There is an exemption from the UK’s draconian knife laws for those in Highland dress. So if you wanted to carry a Scottish claymore down the street in London, just be sure you are wearing your kilt. Apparently there is no such exemption for subjects in their wayward colony of Canada, where a long-time bagpipper has run afoul of the Montreal constabulary for the sgain dubh in his sock.
Jeff McCarthy says for the last 25 years, whenever he is walking the streets of Montreal in his kilt, he also has a Scottish traditional knife protruding from his right sock.
The sgian dubh – a small knife, pronounced skean dhu – is part of the traditional dress and is regarded as a “sign of friendship… and good faith,” he explained.
“It’s never been a problem.”
But McCarthy ran into trouble on his way to play the bagpipes at McGill University’s fall convocation at Place-des-Arts Wednesday.
He was stopped by Montreal police officers and fined $220 for carrying a knife in public.
“I was quite shocked,” he told CBC. “I wasn’t walking down the street waving the knife in a violent manner.”
McCarthy was ticketed under a municipal bylaw that prohibits anyone from carrying a knife or “similar weapon” in a public place or transit vehicle “without a reasonable excuse.”
Call me crazy, but going to a gig as a bagpiper would seem “reasonable” to me. The Mayor of Montreal seems to be in agreement as well.
Asked about the fine, Montreal Mayor Denis Coderre said he does not know about the circumstances, but he questioned whether McCarthy posed a threat.
“It’s up to [the police],” said Coderre. “But maybe they should show some judgment, too.”
I had a more “reasonable” intereaction with security personel at the Rio when I inadvertently brought mine onto the casino-floor on my wedding night.

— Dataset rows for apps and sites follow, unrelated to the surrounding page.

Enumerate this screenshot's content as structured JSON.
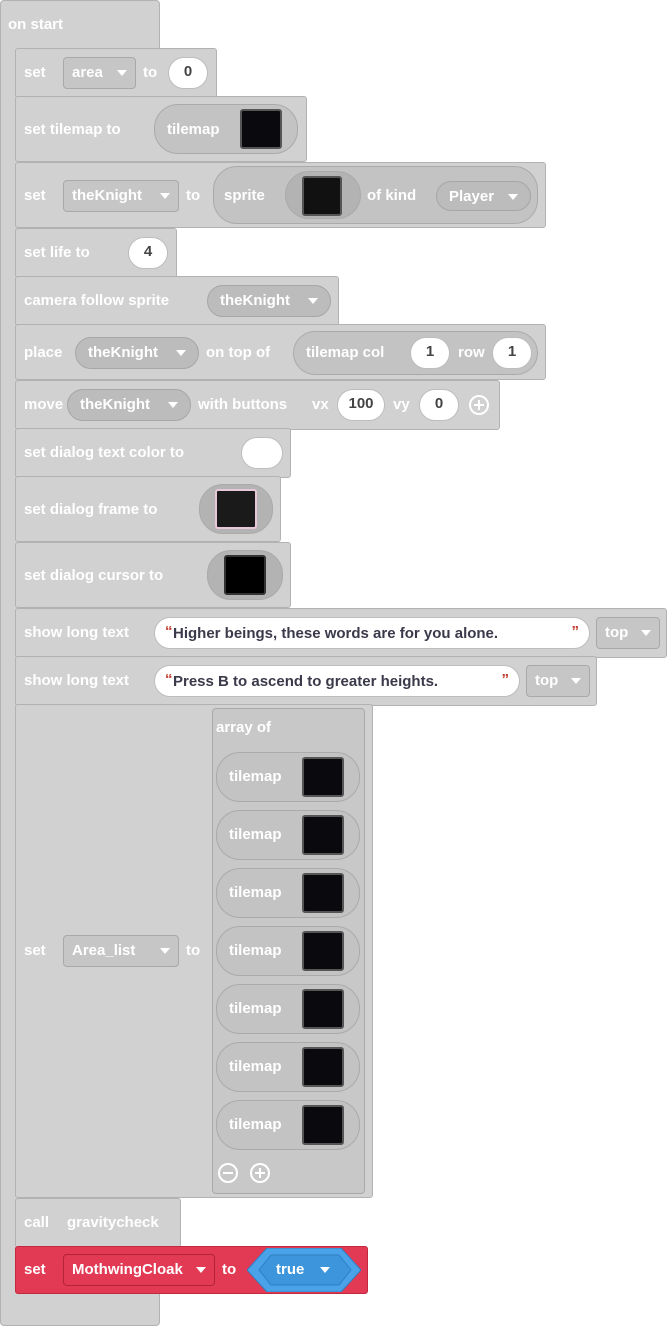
{
  "on_start": {
    "label": "on start"
  },
  "set_area": {
    "set": "set",
    "variable": "area",
    "to": "to",
    "value": "0"
  },
  "set_tilemap": {
    "label": "set tilemap to",
    "arg": "tilemap"
  },
  "set_knight": {
    "set": "set",
    "variable": "theKnight",
    "to": "to",
    "sprite": "sprite",
    "of_kind": "of kind",
    "kind": "Player"
  },
  "set_life": {
    "label": "set life to",
    "value": "4"
  },
  "camera_follow": {
    "label": "camera follow sprite",
    "sprite": "theKnight"
  },
  "place": {
    "label": "place",
    "sprite": "theKnight",
    "on_top_of": "on top of",
    "tilemap_col": "tilemap col",
    "col": "1",
    "row_label": "row",
    "row": "1"
  },
  "move": {
    "label": "move",
    "sprite": "theKnight",
    "with_buttons": "with buttons",
    "vx_label": "vx",
    "vx": "100",
    "vy_label": "vy",
    "vy": "0"
  },
  "dialog_text_color": {
    "label": "set dialog text color to"
  },
  "dialog_frame": {
    "label": "set dialog frame to"
  },
  "dialog_cursor": {
    "label": "set dialog cursor to"
  },
  "show_long_text_1": {
    "label": "show long text",
    "text": "Higher beings, these words are for you alone.",
    "position": "top"
  },
  "show_long_text_2": {
    "label": "show long text",
    "text": "Press B to ascend to greater heights.",
    "position": "top"
  },
  "set_area_list": {
    "set": "set",
    "variable": "Area_list",
    "to": "to",
    "array_of": "array of",
    "items": [
      "tilemap",
      "tilemap",
      "tilemap",
      "tilemap",
      "tilemap",
      "tilemap",
      "tilemap"
    ]
  },
  "call": {
    "label": "call",
    "function": "gravitycheck"
  },
  "set_cloak": {
    "set": "set",
    "variable": "MothwingCloak",
    "to": "to",
    "value": "true"
  },
  "colors": {
    "block_gray": "#d1d1d1",
    "variables_red": "#e23a54",
    "logic_blue": "#4aa3e8"
  }
}
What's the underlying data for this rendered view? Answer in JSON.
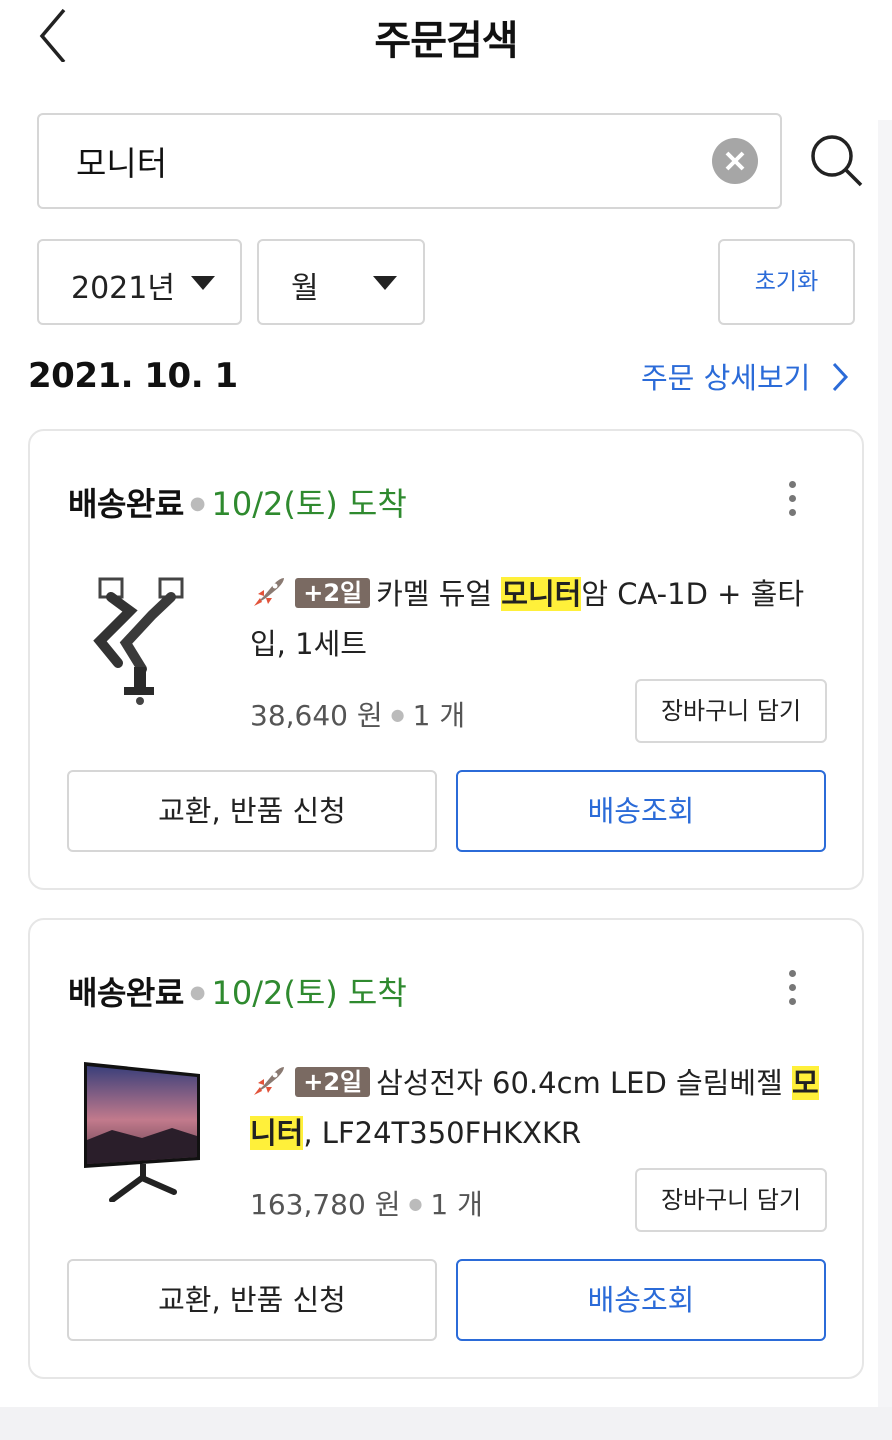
{
  "header": {
    "title": "주문검색"
  },
  "search": {
    "value": "모니터"
  },
  "filters": {
    "year": "2021년",
    "month": "월",
    "reset_label": "초기화"
  },
  "order": {
    "date": "2021. 10. 1",
    "detail_link": "주문 상세보기"
  },
  "items": [
    {
      "status": "배송완료",
      "arrival": "10/2(토) 도착",
      "badge": "+2일",
      "name_before": "카멜 듀얼 ",
      "name_highlight": "모니터",
      "name_after": "암 CA-1D + 홀타입, 1세트",
      "price": "38,640 원",
      "qty": "1 개",
      "cart_label": "장바구니 담기",
      "exchange_label": "교환, 반품 신청",
      "track_label": "배송조회",
      "thumb_icon": "monitor-arm-image"
    },
    {
      "status": "배송완료",
      "arrival": "10/2(토) 도착",
      "badge": "+2일",
      "name_before": "삼성전자 60.4cm LED 슬림베젤 ",
      "name_highlight": "모니터",
      "name_after": ", LF24T350FHKXKR",
      "price": "163,780 원",
      "qty": "1 개",
      "cart_label": "장바구니 담기",
      "exchange_label": "교환, 반품 신청",
      "track_label": "배송조회",
      "thumb_icon": "monitor-image"
    }
  ],
  "colors": {
    "accent": "#2b6bd8",
    "arrival": "#2f8a2f",
    "highlight": "#fff03a",
    "badge": "#7a6a62"
  }
}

I need to pull together a “Know your Knives” post on the sgian dubh. I have actually commissioned Will Woods to design and make me his interpretation of the style. I have approved the design, but Will got clobbered by Hurricane Matthew down in Georgia, and it will be a while until his shop is up and running again.